What you print should match the entries exactly, only without the pictures.

(Element data from apps and pages)
###

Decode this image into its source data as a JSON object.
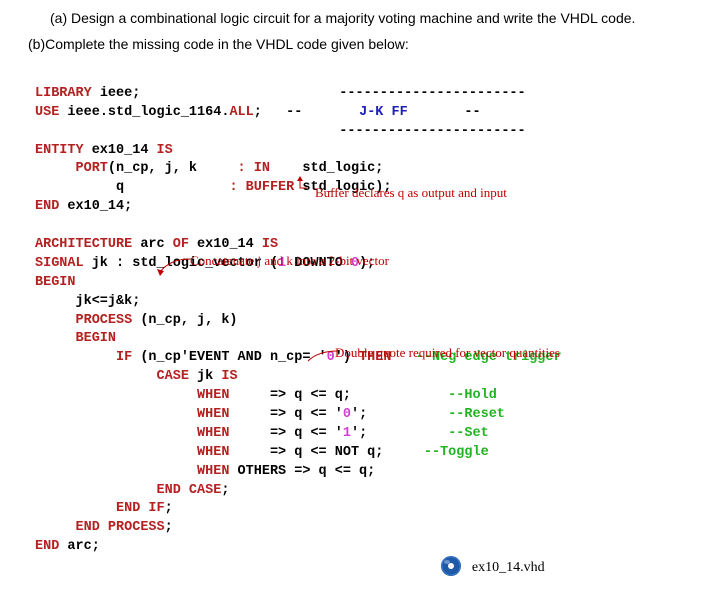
{
  "questions": {
    "a": "(a)  Design a combinational logic circuit for a majority voting machine and write the VHDL code.",
    "b": "(b)Complete the missing code in the VHDL code given below:"
  },
  "code": {
    "l1_lib": "LIBRARY",
    "l1_ieee": " ieee;",
    "l2_use": "USE",
    "l2_pkg": " ieee.std_logic_1164.",
    "l2_all": "ALL",
    "l2_semi": ";",
    "l2_dash1": "   --",
    "l2_jk": "       J-K FF",
    "l2_dash2": "       --",
    "dashesTop": "   -----------------------",
    "dashesBot": "   -----------------------",
    "l3_entity": "ENTITY",
    "l3_name": " ex10_14 ",
    "l3_is": "IS",
    "l4_port": "     PORT",
    "l4_args": "(n_cp, j, k",
    "l4_in": "     : IN",
    "l4_type": "    std_logic;",
    "l5_q": "          q",
    "l5_buf": "             : BUFFER",
    "l5_type": " std_logic);",
    "l6_end": "END",
    "l6_name": " ex10_14;",
    "l7_arch": "ARCHITECTURE",
    "l7_arc": " arc ",
    "l7_of": "OF",
    "l7_ex": " ex10_14 ",
    "l7_is": "IS",
    "l8_sig": "SIGNAL",
    "l8_decl": " jk : std_logic_vector (",
    "l8_1": "1",
    "l8_dto": " DOWNTO ",
    "l8_0": "0",
    "l8_end": ");",
    "l9_begin": "BEGIN",
    "l10": "     jk<=j&k;",
    "l11_proc": "     PROCESS",
    "l11_args": " (n_cp, j, k)",
    "l12_begin": "     BEGIN",
    "l13_if": "          IF",
    "l13_cond": " (n_cp'EVENT AND n_cp= '",
    "l13_0": "0",
    "l13_then": "') ",
    "l13_thenk": "THEN",
    "l13_cmt": "   --Neg edge trigger",
    "l14_case": "               CASE",
    "l14_jk": " jk ",
    "l14_is": "IS",
    "l15_when": "                    WHEN     ",
    "l15_act": "=> q <= q;",
    "l15_cmt": "            --Hold",
    "l16_when": "                    WHEN     ",
    "l16_act": "=> q <= '",
    "l16_0": "0",
    "l16_end": "';",
    "l16_cmt": "          --Reset",
    "l17_when": "                    WHEN     ",
    "l17_act": "=> q <= '",
    "l17_1": "1",
    "l17_end": "';",
    "l17_cmt": "          --Set",
    "l18_when": "                    WHEN     ",
    "l18_act": "=> q <= NOT q;",
    "l18_cmt": "     --Toggle",
    "l19_when": "                    WHEN",
    "l19_oth": " OTHERS ",
    "l19_act": "=> q <= q;",
    "l20_endcase": "               END CASE",
    "l20_semi": ";",
    "l21_endif": "          END IF",
    "l21_semi": ";",
    "l22_endproc": "     END PROCESS",
    "l22_semi": ";",
    "l23_end": "END",
    "l23_arc": " arc;"
  },
  "annotations": {
    "buffer": "Buffer declares q as output and input",
    "concat": "Concatenate j and k into a 2-bit vector",
    "dquote": "Double quote required for vector quantities"
  },
  "file": {
    "name": "ex10_14.vhd"
  }
}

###

Solution for this exercise:
Decode this image into its source data as a JSON object.
{
  "questions": {
    "a": "(a)  Design a combinational logic circuit for a majority voting machine and write the VHDL code.",
    "b": "(b)Complete the missing code in the VHDL code given below:"
  },
  "code": {
    "l1_lib": "LIBRARY",
    "l1_ieee": " ieee;",
    "l2_use": "USE",
    "l2_pkg": " ieee.std_logic_1164.",
    "l2_all": "ALL",
    "l2_semi": ";",
    "l2_dash1": "   --",
    "l2_jk": "       J-K FF",
    "l2_dash2": "       --",
    "dashesTop": "   -----------------------",
    "dashesBot": "   -----------------------",
    "l3_entity": "ENTITY",
    "l3_name": " ex10_14 ",
    "l3_is": "IS",
    "l4_port": "     PORT",
    "l4_args": "(n_cp, j, k",
    "l4_in": "     : IN",
    "l4_type": "    std_logic;",
    "l5_q": "          q",
    "l5_buf": "             : BUFFER",
    "l5_type": " std_logic);",
    "l6_end": "END",
    "l6_name": " ex10_14;",
    "l7_arch": "ARCHITECTURE",
    "l7_arc": " arc ",
    "l7_of": "OF",
    "l7_ex": " ex10_14 ",
    "l7_is": "IS",
    "l8_sig": "SIGNAL",
    "l8_decl": " jk : std_logic_vector (",
    "l8_1": "1",
    "l8_dto": " DOWNTO ",
    "l8_0": "0",
    "l8_end": ");",
    "l9_begin": "BEGIN",
    "l10": "     jk<=j&k;",
    "l11_proc": "     PROCESS",
    "l11_args": " (n_cp, j, k)",
    "l12_begin": "     BEGIN",
    "l13_if": "          IF",
    "l13_cond": " (n_cp'EVENT AND n_cp= '",
    "l13_0": "0",
    "l13_then": "') ",
    "l13_thenk": "THEN",
    "l13_cmt": "   --Neg edge trigger",
    "l14_case": "               CASE",
    "l14_jk": " jk ",
    "l14_is": "IS",
    "l15_when": "                    WHEN     ",
    "l15_act": "=> q <= q;",
    "l15_cmt": "            --Hold",
    "l16_when": "                    WHEN     ",
    "l16_act": "=> q <= '",
    "l16_0": "0",
    "l16_end": "';",
    "l16_cmt": "          --Reset",
    "l17_when": "                    WHEN     ",
    "l17_act": "=> q <= '",
    "l17_1": "1",
    "l17_end": "';",
    "l17_cmt": "          --Set",
    "l18_when": "                    WHEN     ",
    "l18_act": "=> q <= NOT q;",
    "l18_cmt": "     --Toggle",
    "l19_when": "                    WHEN",
    "l19_oth": " OTHERS ",
    "l19_act": "=> q <= q;",
    "l20_endcase": "               END CASE",
    "l20_semi": ";",
    "l21_endif": "          END IF",
    "l21_semi": ";",
    "l22_endproc": "     END PROCESS",
    "l22_semi": ";",
    "l23_end": "END",
    "l23_arc": " arc;"
  },
  "annotations": {
    "buffer": "Buffer declares q as output and input",
    "concat": "Concatenate j and k into a 2-bit vector",
    "dquote": "Double quote required for vector quantities"
  },
  "file": {
    "name": "ex10_14.vhd"
  }
}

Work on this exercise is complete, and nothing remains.